However this threat is different. As a matter of fact it is downright freighting, as there really is no surefire way (currently) to fully protect ourselves from it. To make matters worse, it has been around since USB itself has been around. Making the potential scope of the threat enormous.
The issue stems from the very nature of USB itself. The way that it works is that a USB device is a computer. It is a computer that has software running on it, or more specifically firmware.
When a USB device is plugged into a computer, it tells the computer what it is and the computer trusts it implicitly. Drivers are installed and the device works. The problem is that in the case of most USB devices, particularly storage devices, this firmware is not ROM or Read Only. This means that anyone, at any time, could modify that firmware to do various types of damage.
For example, an attacker could deploy software that installs a USB drive device as drive and a keyboard. This would happen unbeknownst to the user, as they would only be notified that a drive was installed. The hidden keyboard drivers could then turn the device into a key logger and send passwords back to a command and control server. Even worse, the keyboard driver could be used to take over the BIOS of the computer, making it completely undetectable. Malware can also easily be deployed and/or executed from hidden partitions without requiring user knowledge or interaction. This could be in the form of traditional zero day malware that is used to propagate, morph and exfiltrate data. Or it could be used to do malicious activity such as modifying DNS configurations, pointing machines to bad DNS servers.
The most troubling aspect of this is that there is little to nothing that end users (and organizations) can do about it. Anti-Malware software cannot detect it as they do not have access to USB firmware. A USB firewall could be a future measure to protect devices, but they do not exist at this time. Formatting an infected operating system and re-installing it will not destroy the threat because plugging it back in will reinstall the driver and execute the malware again. Most devices have mice, keyboards, webcams, drives and a multitude of other USB devices that are connected at all times.

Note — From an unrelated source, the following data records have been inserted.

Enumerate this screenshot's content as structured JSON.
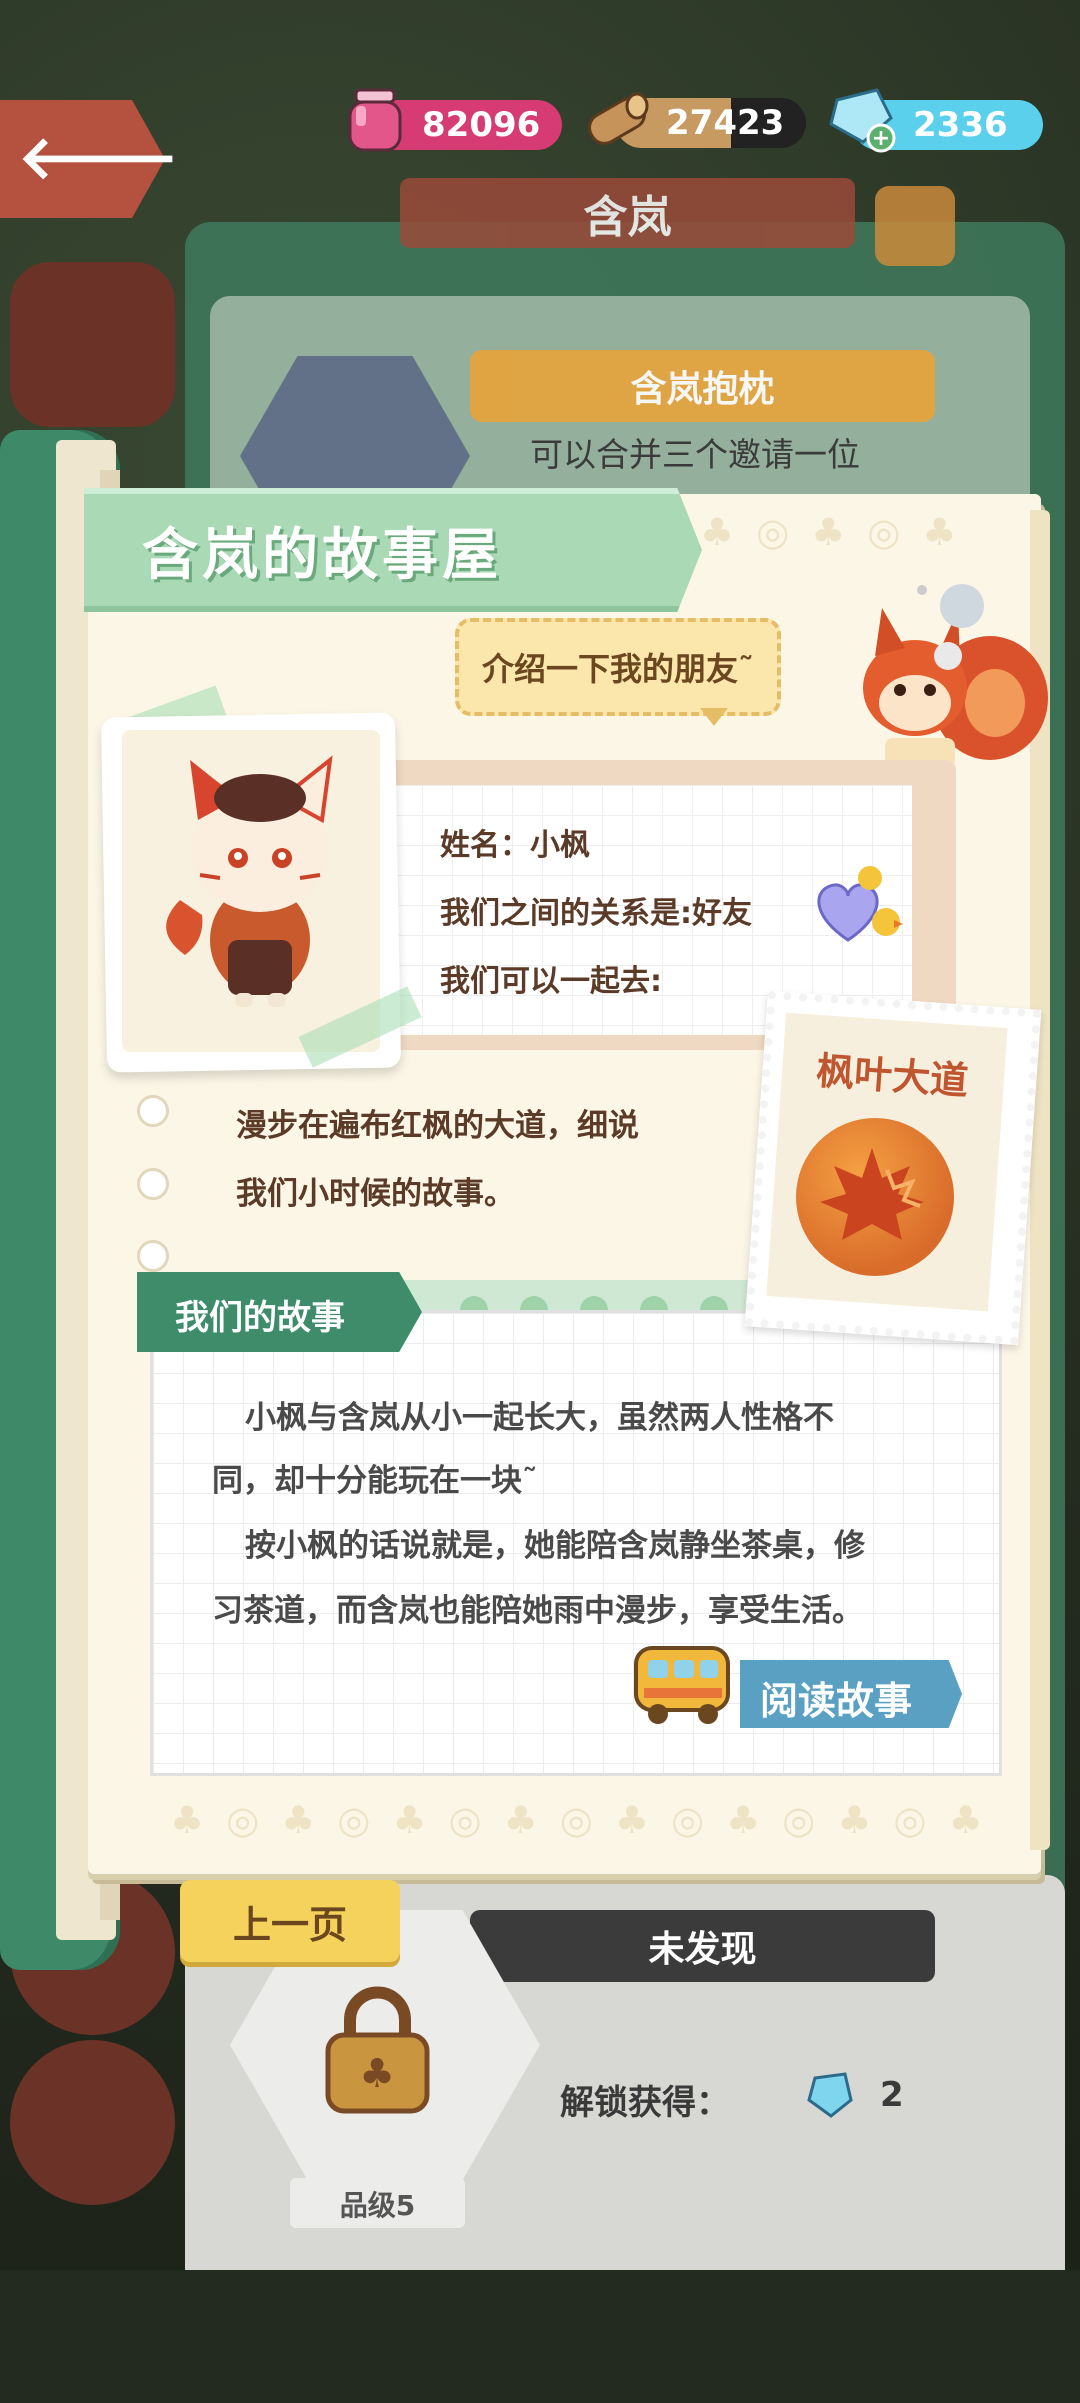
{
  "currency": {
    "ink": "82096",
    "wood": "27423",
    "gems": "2336"
  },
  "background": {
    "character_name": "含岚",
    "card_title": "含岚抱枕",
    "card_text": "可以合并三个邀请一位",
    "undiscovered_label": "未发现",
    "unlock_label": "解锁获得：",
    "unlock_count": "2",
    "grade_label": "品级5"
  },
  "story_page": {
    "title": "含岚的故事屋",
    "speech": "介绍一下我的朋友˜",
    "profile": {
      "name_line": "姓名：小枫",
      "relation_line": "我们之间的关系是:好友",
      "together_line": "我们可以一起去:"
    },
    "location": "枫叶大道",
    "description": [
      "漫步在遍布红枫的大道，细说",
      "我们小时候的故事。"
    ],
    "story_tab": "我们的故事",
    "story_lines": [
      "小枫与含岚从小一起长大，虽然两人性格不",
      "同，却十分能玩在一块˜",
      "按小枫的话说就是，她能陪含岚静坐茶桌，修",
      "习茶道，而含岚也能陪她雨中漫步，享受生活。"
    ],
    "read_button": "阅读故事",
    "prev_button": "上一页"
  },
  "colors": {
    "book_green": "#3e8a68",
    "banner_green": "#a9d9b5",
    "ink_pink": "#d63b73",
    "gem_blue": "#5bd0ec",
    "read_button_blue": "#5aa0c2",
    "prev_button_yellow": "#f5d25b"
  }
}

Today the only real prevention mechanism is endpoint software that uses whitelisting to only allow “trusted devices”. However, this is only a partial solution as not all USB devices have unique serial numbers. Whitelisting solutions such as Bit9+Carbon Black can also provide good forensic data, which can help identify anomalies in behavior to identify it, but that takes time. The response and resolution will be less than immediate, which unfortunately is not fast enough. Although these whitelisting technologies are not complete, they are the best solution that exists today. Operating systems themselves only have limited white listing capabilities, making a third party essential to leverage it.
The only true fix will come when USB manufacturers change their methods by either moving to a ROM based model for firmware, or by digitally signing the code to make identifying modified firmware possible. Systems could then block code that has been modified based on the digital signature.